### [TASK REQUIREMENTS]
Return all lines from the entries below in which the word "表示期間" is present.

### [INPUT FOR THIS TASK]

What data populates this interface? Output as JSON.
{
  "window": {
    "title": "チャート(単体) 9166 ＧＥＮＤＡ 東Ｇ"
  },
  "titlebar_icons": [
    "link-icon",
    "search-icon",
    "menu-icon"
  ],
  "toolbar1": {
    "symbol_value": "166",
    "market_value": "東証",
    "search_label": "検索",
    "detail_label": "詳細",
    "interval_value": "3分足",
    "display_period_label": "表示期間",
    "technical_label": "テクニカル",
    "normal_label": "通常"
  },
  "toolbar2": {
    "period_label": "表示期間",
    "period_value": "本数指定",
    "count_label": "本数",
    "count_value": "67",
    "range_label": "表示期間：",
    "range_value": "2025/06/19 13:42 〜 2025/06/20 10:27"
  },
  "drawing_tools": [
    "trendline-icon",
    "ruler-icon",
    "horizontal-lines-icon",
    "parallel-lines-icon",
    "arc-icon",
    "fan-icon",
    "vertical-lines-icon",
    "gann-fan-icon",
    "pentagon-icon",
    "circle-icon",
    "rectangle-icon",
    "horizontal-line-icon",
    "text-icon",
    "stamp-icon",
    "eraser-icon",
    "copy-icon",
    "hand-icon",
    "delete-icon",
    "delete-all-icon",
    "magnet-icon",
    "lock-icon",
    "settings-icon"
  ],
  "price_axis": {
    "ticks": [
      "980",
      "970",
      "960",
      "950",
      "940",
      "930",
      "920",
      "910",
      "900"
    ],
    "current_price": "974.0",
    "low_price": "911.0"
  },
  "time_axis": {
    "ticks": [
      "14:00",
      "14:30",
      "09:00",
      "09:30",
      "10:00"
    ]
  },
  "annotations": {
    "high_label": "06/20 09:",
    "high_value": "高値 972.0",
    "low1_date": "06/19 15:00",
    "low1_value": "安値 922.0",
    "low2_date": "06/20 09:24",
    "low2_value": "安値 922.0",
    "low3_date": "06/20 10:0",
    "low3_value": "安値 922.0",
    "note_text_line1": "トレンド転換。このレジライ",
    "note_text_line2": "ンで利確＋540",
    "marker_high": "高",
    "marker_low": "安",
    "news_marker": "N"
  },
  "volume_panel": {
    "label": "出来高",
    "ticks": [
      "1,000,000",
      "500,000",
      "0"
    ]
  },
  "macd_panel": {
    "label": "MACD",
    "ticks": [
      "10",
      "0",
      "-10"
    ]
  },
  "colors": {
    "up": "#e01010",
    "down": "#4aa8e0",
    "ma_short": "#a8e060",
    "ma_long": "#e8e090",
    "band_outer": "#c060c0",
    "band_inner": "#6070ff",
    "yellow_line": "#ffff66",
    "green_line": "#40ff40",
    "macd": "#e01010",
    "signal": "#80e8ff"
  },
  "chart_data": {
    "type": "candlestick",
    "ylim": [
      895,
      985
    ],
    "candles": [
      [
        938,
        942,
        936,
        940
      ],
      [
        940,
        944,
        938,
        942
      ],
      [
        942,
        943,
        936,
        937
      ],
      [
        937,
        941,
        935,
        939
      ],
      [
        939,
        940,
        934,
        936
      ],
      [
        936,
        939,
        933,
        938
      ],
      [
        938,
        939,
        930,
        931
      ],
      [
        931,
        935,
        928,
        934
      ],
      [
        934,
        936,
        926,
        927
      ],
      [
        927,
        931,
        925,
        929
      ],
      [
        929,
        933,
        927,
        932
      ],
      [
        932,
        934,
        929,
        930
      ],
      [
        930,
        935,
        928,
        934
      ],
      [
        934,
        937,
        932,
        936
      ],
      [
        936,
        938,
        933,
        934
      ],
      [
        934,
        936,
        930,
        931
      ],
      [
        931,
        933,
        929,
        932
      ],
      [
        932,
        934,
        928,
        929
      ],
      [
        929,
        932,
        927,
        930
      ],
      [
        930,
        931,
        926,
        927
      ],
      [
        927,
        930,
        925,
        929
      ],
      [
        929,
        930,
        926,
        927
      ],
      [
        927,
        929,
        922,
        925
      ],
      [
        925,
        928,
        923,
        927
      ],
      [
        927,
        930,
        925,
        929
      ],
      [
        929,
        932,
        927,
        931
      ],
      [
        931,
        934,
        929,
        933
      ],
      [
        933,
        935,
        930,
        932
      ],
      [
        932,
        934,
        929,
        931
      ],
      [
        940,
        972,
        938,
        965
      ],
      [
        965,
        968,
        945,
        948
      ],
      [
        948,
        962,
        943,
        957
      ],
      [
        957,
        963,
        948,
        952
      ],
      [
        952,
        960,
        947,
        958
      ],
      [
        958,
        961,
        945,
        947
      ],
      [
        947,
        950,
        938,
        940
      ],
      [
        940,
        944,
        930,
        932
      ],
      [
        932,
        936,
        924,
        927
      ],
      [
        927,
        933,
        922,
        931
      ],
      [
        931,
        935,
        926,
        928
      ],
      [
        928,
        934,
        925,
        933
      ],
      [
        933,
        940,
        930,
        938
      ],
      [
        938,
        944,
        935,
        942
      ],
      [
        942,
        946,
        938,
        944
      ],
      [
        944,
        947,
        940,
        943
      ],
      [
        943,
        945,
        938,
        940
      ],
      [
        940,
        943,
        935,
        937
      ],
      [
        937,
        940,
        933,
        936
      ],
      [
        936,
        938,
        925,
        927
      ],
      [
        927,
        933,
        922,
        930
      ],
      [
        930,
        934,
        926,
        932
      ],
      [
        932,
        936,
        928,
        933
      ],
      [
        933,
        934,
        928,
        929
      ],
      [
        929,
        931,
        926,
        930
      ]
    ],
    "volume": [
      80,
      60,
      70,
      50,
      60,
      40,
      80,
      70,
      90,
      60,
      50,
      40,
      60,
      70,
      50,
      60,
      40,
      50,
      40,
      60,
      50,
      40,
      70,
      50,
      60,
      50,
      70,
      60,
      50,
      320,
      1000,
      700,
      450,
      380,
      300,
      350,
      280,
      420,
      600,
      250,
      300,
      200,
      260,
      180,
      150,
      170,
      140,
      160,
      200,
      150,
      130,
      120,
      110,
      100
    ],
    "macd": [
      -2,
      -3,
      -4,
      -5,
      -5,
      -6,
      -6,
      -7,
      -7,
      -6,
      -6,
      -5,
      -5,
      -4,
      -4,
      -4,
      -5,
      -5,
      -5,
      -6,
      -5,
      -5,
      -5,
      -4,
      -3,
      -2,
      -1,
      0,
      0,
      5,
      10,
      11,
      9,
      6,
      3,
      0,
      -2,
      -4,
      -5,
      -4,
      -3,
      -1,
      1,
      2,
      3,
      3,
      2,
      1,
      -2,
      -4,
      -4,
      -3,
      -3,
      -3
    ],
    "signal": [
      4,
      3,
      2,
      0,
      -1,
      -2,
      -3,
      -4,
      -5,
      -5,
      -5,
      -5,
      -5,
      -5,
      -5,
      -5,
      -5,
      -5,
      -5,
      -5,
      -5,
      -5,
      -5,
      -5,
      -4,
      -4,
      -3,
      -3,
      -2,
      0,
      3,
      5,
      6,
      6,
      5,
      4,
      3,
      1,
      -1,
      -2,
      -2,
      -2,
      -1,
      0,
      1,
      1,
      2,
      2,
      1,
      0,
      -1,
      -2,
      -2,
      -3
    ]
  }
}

### [ANSWER TO THIS EXERCISE]
    "display_period_label": "表示期間",
    "period_label": "表示期間",
    "range_label": "表示期間：",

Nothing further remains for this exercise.